It never ceases to amaze me how often a salesperson will come back from meeting a client, with absolutely no information of value.
Yes it is great that they are building a relationship with the client.
Yes it is great that the client always considers our company when looking for services from companies like ours, but it is tough to be prepared for their future needs if we don’t know what they are going to look like.
It is also tough to improve our service if we don’t understand what they like and dislike, from companies like ours.
It is hard to build professional credibility if all that is discussed is personal in nature.
“If people like you, they’ll listen to you, but if they trust you, they’ll do business with you.” Zig Ziglar
One excellent way to improve the quality of those meetings, for both you and your client, is by using a meeting agenda.
Here are just 5 reasons why salespeople should use a meeting agenda:
It builds credibility with the client, showing professionalism and an effort at bringing value.
Creating an agenda forces you to think about the meeting and what you and the client should achieve from it.
Everybody is busy, so sharing the agenda with your client and asking if they want to add to it will ensure the client’s needs are met too. This can even be done ahead of time.
The agenda can help keep the meeting on time… again being respectful of the client and showing professional courtesy.
The most important reason is to ensure you capture everything that you need during the meeting, and deliver any necessary messages.

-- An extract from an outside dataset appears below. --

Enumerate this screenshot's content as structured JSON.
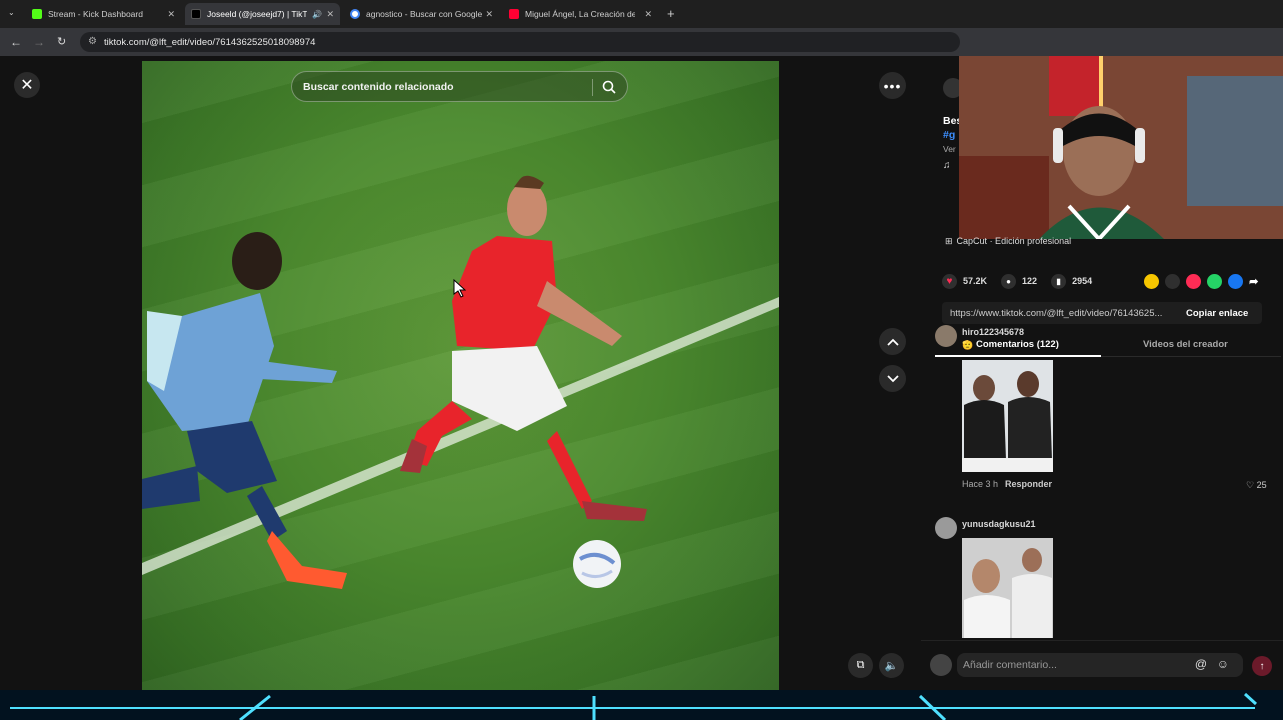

What kind of things might be on an agenda?
Obviously there are many things depending upon your business, the nature of your relationship with this client and the objectives of this particular meeting. Here are some thoughts:
An understanding of how your company is viewed by the client. What they like and don’t like. You could even extend that to include competitors. (If you know what they like and dislike about the top supplier and others then you can adjust accordingly).

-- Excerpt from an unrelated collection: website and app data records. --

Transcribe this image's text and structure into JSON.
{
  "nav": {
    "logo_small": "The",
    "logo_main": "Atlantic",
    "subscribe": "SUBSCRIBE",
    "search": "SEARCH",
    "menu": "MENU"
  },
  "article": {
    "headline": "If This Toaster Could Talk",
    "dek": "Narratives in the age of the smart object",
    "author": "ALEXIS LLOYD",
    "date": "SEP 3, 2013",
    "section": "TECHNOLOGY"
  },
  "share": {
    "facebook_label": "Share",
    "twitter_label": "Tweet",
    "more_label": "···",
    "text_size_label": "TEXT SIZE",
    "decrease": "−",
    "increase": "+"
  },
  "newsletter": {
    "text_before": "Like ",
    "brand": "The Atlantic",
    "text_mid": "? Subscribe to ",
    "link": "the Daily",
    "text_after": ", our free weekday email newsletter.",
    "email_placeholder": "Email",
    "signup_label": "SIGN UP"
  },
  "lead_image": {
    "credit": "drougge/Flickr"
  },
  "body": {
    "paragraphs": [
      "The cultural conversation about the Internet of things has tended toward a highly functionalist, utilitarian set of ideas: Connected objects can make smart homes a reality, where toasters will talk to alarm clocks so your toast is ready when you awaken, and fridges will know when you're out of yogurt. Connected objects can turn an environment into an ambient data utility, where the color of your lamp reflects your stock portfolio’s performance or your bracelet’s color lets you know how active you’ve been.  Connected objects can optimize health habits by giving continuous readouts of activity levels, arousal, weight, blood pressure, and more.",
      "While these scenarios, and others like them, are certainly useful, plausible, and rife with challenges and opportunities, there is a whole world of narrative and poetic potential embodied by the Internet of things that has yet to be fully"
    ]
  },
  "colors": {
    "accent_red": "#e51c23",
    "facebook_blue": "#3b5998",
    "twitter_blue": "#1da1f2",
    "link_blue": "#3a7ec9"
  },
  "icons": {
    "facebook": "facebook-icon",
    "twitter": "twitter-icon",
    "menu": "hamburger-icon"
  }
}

An understanding of future needs, upcoming projects, areas of pain.
An understanding of current needs… which should lead to an ask for the business.

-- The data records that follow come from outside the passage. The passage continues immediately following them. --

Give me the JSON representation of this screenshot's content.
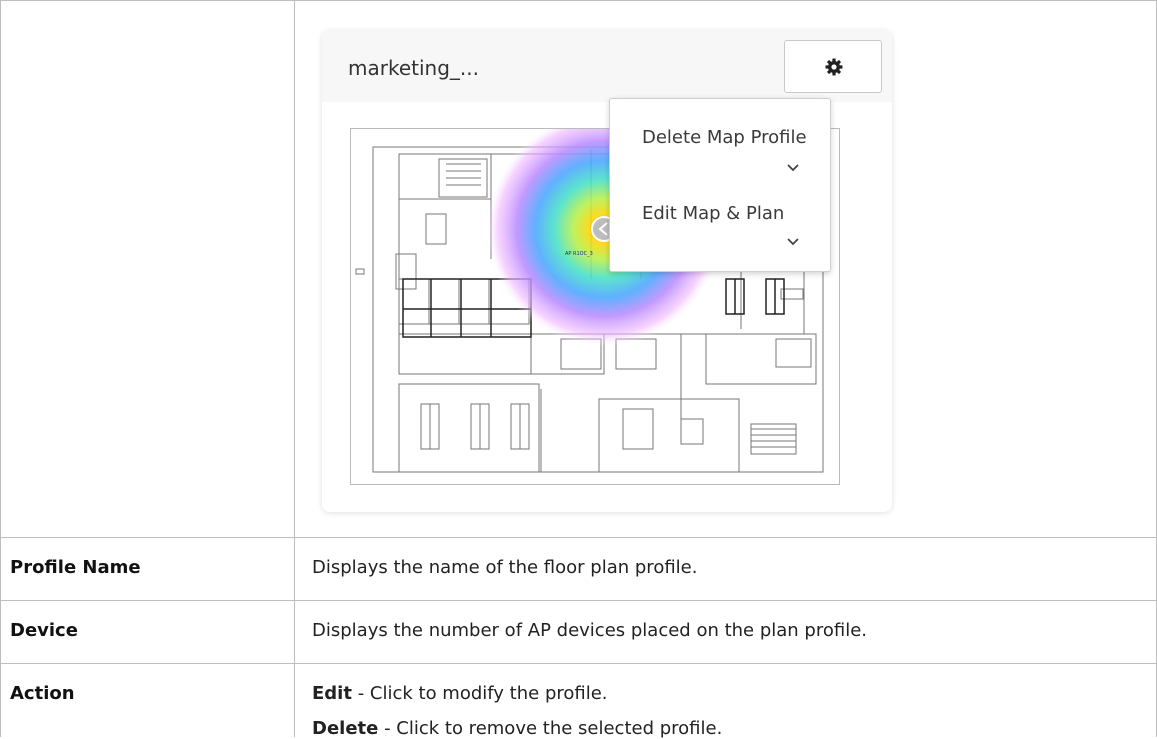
{
  "card": {
    "title": "marketing_...",
    "menu": {
      "items": [
        {
          "label": "Delete Map Profile"
        },
        {
          "label": "Edit Map & Plan"
        }
      ]
    },
    "map": {
      "ap_label": "AP R1OC_3"
    }
  },
  "rows": [
    {
      "label": "Profile Name",
      "description": "Displays the name of the floor plan profile."
    },
    {
      "label": "Device",
      "description": "Displays the number of AP devices placed on the plan profile."
    },
    {
      "label": "Action",
      "items": [
        {
          "term": "Edit",
          "text": " - Click to modify the profile."
        },
        {
          "term": "Delete",
          "text": " - Click to remove the selected profile."
        }
      ]
    }
  ]
}
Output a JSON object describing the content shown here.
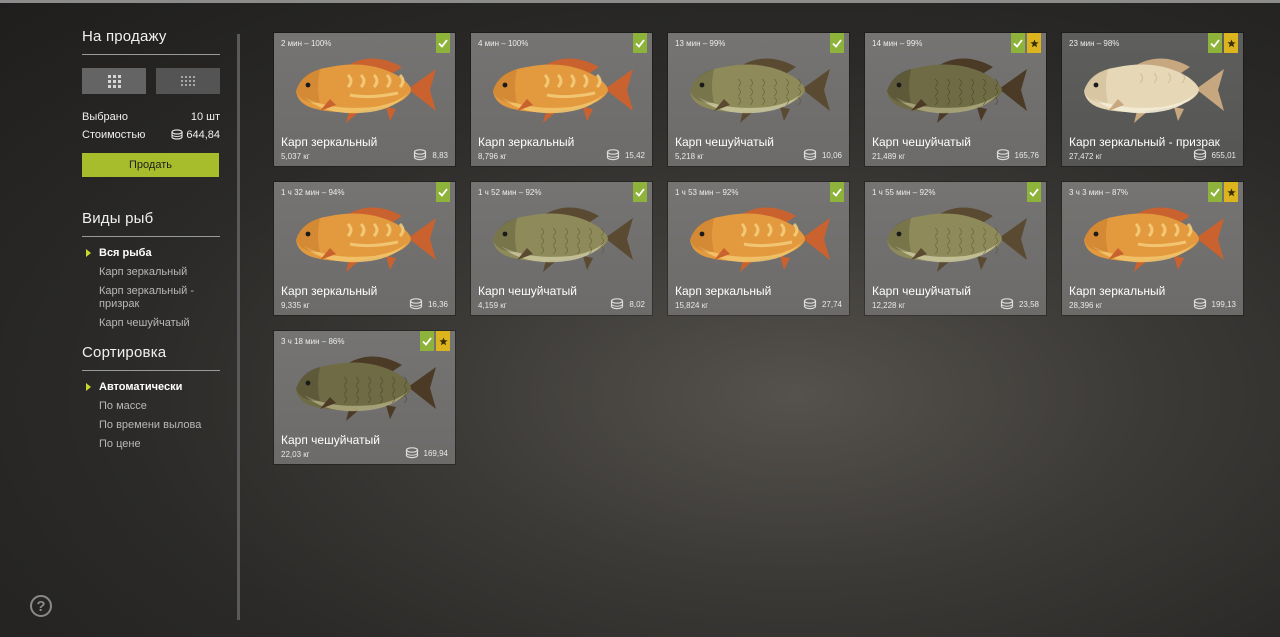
{
  "sidebar": {
    "sale_title": "На продажу",
    "view_buttons": [
      {
        "icon": "large-grid-icon",
        "active": true
      },
      {
        "icon": "small-grid-icon",
        "active": false
      }
    ],
    "selected_label": "Выбрано",
    "selected_value": "10 шт",
    "cost_label": "Стоимостью",
    "cost_value": "644,84",
    "sell_button": "Продать",
    "species_title": "Виды рыб",
    "species": [
      "Вся рыба",
      "Карп зеркальный",
      "Карп зеркальный - призрак",
      "Карп чешуйчатый"
    ],
    "species_active": 0,
    "sort_title": "Сортировка",
    "sort": [
      "Автоматически",
      "По массе",
      "По времени вылова",
      "По цене"
    ],
    "sort_active": 0,
    "help_label": "?"
  },
  "colors": {
    "accent": "#a8bd2c",
    "check": "#8db33a",
    "star": "#dcb51e"
  },
  "cards": [
    {
      "time": "2 мин – 100%",
      "name": "Карп зеркальный",
      "weight": "5,037 кг",
      "price": "8,83",
      "fish": "mirror",
      "star": false,
      "selected": false
    },
    {
      "time": "4 мин – 100%",
      "name": "Карп зеркальный",
      "weight": "8,796 кг",
      "price": "15,42",
      "fish": "mirror",
      "star": false,
      "selected": false
    },
    {
      "time": "13 мин – 99%",
      "name": "Карп чешуйчатый",
      "weight": "5,218 кг",
      "price": "10,06",
      "fish": "common",
      "star": false,
      "selected": false
    },
    {
      "time": "14 мин – 99%",
      "name": "Карп чешуйчатый",
      "weight": "21,489 кг",
      "price": "165,76",
      "fish": "common-dark",
      "star": true,
      "selected": false
    },
    {
      "time": "23 мин – 98%",
      "name": "Карп зеркальный - призрак",
      "weight": "27,472 кг",
      "price": "655,01",
      "fish": "ghost",
      "star": true,
      "selected": true
    },
    {
      "time": "1 ч 32 мин – 94%",
      "name": "Карп зеркальный",
      "weight": "9,335 кг",
      "price": "16,36",
      "fish": "mirror",
      "star": false,
      "selected": false
    },
    {
      "time": "1 ч 52 мин – 92%",
      "name": "Карп чешуйчатый",
      "weight": "4,159 кг",
      "price": "8,02",
      "fish": "common",
      "star": false,
      "selected": false
    },
    {
      "time": "1 ч 53 мин – 92%",
      "name": "Карп зеркальный",
      "weight": "15,824 кг",
      "price": "27,74",
      "fish": "mirror",
      "star": false,
      "selected": false
    },
    {
      "time": "1 ч 55 мин – 92%",
      "name": "Карп чешуйчатый",
      "weight": "12,228 кг",
      "price": "23,58",
      "fish": "common",
      "star": false,
      "selected": false
    },
    {
      "time": "3 ч 3 мин – 87%",
      "name": "Карп зеркальный",
      "weight": "28,396 кг",
      "price": "199,13",
      "fish": "mirror",
      "star": true,
      "selected": false
    },
    {
      "time": "3 ч 18 мин – 86%",
      "name": "Карп чешуйчатый",
      "weight": "22,03 кг",
      "price": "169,94",
      "fish": "common-dark",
      "star": true,
      "selected": false
    }
  ]
}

An understanding of the organizational structure, such that you can improve your ability to service the client. This might lead into discussion of other contacts you might meet.
An opportunity for the client to add to the agenda.
A discussion about timing of the next meeting, try to get commitment before leaving this meeting to ease the timing of a next meeting.
Deliver any messages that need to be delivered. This could be anything.
An understanding about how well the client knows your company’s offerings, and clarification if necessary.
You might drop off a marketing item… which should be on the agenda. (It is not atypical for the salesperson to leave the meeting and discover that nice company pen still in their pocket!
Confirmation of the time available. If it is a 30 minute meeting then plan accordingly. I like to sit my watch in front of me and make sure the meeting ends on time.
There will likely be some personal discussion to build rapport and trust. This typically would not be on the agenda, but might be a way to get started before launching into the agenda.
Clients may be reticent to meet with you if they think you will waste their time. An agenda will demonstrate your understanding that their time is precious.
“You will never find time for anything. If you want time you must make it.” Charles Robert Buxton